At the risk of bringing down the Sandwich Party with a sobering tale, I want to tell you the story of my father’s last BLT. It’s a story I promised long ago, and though it’s a tearjerker, it’s also full of love and joy. I promise.
Did I ever tell you about the time I buried a lady?
No? Oh, okay:
At the time, I was living with my then-partner (let’s call him L) in his hometown. When his grandmother died peacefully, L’s mother wasted no time sorting out the arrangements, as they are so decorously called. She booked the service and visiting hours, found the
grave plot, arranged for the cremation, and — ever the frugal soul — persuaded the cemetery sexton to forego the gravedigging excavation fee by arranging for her brother to dig it with his backhoe.
But, see, her brother lived a few towns over. With his backhoe.
A few towns is a long way to go on a backhoe, I reckon.
He kept not coming over to dig that
grave hole. Day after day, he didn’t dig that grave hole. And she fretted over it.
After a few days of this, I asked her “Exactly how big does this, uh, hole need to be?”
She pulled out the notes from the sexton. “A few feet deep, and a few feet across. Big enough to fit the cracker box.”
Grammy’s ashes were in a saltine tin. Perfect.
L and I exchanged glances, threw two shovels in the trunk of the car, and grabbed the gardening gloves from the garage. “You be sure to call the cemetery guy, let him know we’re coming,” I urged his mother before we left.
grave hole took a little longer than we expected, but it was a sunny day and a peaceful one. We had quite a cheerful afternoon, digging and resting, digging and resting. We chatted freely. No one at the cemetery did more than raise an eyebrow, though (we found out later) his mother never had called to alert them.
[The interment was private. I won’t discuss it here.]
Only as we backfilled the
grave hole did it occur to me: You’re burying his Grammy. Jeez. He and I eventually split up, and with no malice at all I can say I am profoundly glad that we did. (And I imagine he is, too.) But… I helped him bury his Grammy. It still feels like a… a link, you know?
Only a scant few days of classes left, and I am a jangling bag of nerves because everything seems to be going so smoothly. This can only mean that there is some massive crucial project that I have utterly forgotten since it was first assigned in January. Right?

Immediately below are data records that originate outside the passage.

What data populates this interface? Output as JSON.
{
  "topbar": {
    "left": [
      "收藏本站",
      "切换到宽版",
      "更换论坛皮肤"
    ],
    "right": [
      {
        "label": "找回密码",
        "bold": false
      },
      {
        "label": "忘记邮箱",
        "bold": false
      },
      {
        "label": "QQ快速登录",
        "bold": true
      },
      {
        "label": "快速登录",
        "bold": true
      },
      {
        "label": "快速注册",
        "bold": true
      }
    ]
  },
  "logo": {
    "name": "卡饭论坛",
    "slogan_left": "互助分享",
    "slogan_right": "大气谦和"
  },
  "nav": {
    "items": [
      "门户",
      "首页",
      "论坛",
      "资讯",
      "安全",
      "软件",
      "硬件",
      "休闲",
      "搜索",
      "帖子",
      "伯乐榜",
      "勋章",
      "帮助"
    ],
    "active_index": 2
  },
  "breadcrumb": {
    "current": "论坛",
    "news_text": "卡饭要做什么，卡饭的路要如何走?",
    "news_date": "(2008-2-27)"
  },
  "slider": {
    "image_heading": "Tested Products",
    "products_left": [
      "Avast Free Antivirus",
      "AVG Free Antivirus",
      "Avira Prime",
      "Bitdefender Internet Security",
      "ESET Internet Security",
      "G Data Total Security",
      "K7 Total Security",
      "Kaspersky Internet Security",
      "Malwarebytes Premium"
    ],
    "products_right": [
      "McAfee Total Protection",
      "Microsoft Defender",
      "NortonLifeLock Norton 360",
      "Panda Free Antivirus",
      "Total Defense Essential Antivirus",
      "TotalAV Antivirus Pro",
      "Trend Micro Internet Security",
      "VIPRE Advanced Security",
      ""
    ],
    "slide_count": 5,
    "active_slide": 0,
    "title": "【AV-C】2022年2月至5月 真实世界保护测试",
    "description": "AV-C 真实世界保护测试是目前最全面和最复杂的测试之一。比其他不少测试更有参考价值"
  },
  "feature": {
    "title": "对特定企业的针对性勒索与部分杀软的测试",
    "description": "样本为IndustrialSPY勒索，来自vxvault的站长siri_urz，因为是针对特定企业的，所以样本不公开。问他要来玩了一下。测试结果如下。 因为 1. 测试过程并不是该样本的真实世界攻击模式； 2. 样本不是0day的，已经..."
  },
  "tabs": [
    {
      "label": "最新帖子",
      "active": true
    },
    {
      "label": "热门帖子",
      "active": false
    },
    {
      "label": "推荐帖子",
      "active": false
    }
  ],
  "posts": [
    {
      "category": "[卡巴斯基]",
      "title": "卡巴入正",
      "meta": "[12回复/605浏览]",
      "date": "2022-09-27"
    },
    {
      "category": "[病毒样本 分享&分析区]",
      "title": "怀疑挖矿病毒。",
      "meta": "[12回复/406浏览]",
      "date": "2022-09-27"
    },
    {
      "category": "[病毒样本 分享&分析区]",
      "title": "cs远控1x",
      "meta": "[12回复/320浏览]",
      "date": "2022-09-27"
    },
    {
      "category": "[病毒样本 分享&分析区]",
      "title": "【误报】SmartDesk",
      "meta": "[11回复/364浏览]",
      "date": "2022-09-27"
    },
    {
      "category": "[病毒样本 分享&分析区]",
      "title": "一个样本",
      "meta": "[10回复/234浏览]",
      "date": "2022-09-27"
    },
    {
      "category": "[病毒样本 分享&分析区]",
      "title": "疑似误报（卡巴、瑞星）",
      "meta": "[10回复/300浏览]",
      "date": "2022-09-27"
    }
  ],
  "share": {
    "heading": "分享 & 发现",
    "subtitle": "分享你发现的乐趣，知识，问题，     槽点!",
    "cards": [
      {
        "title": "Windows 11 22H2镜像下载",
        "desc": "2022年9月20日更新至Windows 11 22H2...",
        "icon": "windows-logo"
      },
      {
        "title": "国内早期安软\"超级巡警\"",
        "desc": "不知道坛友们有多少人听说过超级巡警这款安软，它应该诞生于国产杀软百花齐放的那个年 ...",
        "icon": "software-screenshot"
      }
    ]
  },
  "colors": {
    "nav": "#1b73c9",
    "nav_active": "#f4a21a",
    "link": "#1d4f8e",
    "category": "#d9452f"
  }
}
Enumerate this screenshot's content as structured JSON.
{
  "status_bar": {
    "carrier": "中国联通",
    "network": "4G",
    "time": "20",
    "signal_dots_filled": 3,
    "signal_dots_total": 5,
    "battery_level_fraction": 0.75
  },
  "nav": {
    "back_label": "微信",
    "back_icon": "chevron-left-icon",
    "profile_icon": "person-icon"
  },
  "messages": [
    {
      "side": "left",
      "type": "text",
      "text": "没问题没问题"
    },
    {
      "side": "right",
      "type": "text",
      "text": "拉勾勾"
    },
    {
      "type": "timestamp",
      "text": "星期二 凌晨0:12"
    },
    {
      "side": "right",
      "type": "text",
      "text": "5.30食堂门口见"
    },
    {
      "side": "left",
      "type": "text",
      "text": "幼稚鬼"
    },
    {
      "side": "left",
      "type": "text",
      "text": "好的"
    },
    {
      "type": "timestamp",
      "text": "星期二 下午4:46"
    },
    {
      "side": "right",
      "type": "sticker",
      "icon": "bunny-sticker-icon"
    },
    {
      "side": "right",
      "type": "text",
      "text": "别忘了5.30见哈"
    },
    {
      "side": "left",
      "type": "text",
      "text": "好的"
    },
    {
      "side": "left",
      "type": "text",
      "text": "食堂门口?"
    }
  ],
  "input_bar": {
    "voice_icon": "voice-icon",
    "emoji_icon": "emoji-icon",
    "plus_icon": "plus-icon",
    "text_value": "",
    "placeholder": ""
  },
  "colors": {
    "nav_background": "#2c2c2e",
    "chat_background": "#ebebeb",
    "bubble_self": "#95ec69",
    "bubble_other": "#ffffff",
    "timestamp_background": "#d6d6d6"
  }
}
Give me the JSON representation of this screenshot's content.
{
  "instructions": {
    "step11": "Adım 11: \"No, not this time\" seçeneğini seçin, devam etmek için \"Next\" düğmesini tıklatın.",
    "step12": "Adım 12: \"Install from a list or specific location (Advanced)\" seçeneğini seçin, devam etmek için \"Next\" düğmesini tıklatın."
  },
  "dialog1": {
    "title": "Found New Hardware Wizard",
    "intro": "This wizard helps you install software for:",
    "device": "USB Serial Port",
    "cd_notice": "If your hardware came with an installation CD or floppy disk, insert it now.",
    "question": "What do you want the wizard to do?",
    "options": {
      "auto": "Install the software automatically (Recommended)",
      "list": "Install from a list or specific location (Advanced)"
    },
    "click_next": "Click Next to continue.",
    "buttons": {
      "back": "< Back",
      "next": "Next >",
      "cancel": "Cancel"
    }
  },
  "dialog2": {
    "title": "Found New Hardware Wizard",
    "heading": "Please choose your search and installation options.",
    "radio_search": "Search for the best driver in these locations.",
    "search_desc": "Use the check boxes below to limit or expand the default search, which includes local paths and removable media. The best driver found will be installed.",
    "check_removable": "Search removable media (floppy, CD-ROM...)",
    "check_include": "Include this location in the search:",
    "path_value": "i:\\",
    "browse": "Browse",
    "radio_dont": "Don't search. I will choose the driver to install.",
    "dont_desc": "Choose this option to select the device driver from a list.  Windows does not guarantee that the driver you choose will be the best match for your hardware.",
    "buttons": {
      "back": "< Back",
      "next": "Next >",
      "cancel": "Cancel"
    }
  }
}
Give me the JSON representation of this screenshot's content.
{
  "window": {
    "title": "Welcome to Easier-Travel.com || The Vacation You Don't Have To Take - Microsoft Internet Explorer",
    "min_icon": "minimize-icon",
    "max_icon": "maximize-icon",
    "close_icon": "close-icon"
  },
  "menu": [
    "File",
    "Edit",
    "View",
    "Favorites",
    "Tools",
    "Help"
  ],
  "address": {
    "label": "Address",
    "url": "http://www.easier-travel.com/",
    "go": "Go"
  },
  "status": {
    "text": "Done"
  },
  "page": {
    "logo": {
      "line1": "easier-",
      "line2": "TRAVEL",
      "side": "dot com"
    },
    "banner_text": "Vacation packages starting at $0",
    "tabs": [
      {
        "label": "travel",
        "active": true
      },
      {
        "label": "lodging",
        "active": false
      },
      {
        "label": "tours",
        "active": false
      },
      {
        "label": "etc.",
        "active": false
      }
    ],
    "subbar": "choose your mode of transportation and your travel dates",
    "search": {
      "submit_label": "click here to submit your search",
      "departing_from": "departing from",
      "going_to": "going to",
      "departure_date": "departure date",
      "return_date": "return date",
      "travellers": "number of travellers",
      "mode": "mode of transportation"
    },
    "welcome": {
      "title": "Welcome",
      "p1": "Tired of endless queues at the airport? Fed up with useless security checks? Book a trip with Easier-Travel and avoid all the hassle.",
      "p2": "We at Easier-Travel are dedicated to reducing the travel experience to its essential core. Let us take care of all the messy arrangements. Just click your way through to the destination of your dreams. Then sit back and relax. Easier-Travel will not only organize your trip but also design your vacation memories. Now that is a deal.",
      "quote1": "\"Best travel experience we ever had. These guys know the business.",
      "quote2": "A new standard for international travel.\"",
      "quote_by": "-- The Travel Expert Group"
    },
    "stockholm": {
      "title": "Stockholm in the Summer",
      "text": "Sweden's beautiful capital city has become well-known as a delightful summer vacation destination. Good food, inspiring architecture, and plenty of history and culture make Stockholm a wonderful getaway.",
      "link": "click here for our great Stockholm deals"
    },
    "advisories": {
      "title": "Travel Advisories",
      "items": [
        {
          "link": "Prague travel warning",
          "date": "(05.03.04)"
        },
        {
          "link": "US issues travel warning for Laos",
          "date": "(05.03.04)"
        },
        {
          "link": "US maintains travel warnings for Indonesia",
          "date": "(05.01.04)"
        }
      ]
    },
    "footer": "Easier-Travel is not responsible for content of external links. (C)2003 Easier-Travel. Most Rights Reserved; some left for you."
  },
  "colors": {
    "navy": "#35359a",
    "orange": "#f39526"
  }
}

Right.
E., my first partner and dear friend, used to say, “Elsa, if you were a super hero, you’d be Worst Case Scenario Girl!” (For the full effect, you should stand straight and proud with your shoulders thrown back and arms akimbo, and call it out in your most stentorian voice: “Making mountains out of molehills! Leaping to the most disastrous and farfetched of conclusions! It’s Worst Case Scenario Girl!” Really put the exclamation point in there. Good work.) He would tease and deride me right out of my twitching fits of fatalistic nerve-burn, threatening to get me tights and a cape and a crest emblazoned WCS.
E. doesn’t say this anymore, not because I have learned to
tame the nightmare blood weasels that populate my brain manage daily stress, but because he died a few years ago. But his derision lives on. When I catch myself going right off the rails, imagining that a possible mishap is only the first step towards the Worst Case Scenario, I picture myself in full regalia, flying off into the sunset to inform someone of just how bad this could be, and I start to laugh. He left me a legacy of laughter and mockery, and I imagine that suits him fine, wherever he is, as the flames lick at his heels.
I have been using the image of WCS Girl for years to defuse my panicky bouts, and it is only this week that I noticed something rather obvious: Dude, you got sick and died. Worst Case Scenario Girl was right! In your face, dead loved one!
I miss you, honey. Thanks for getting me through finals. Again.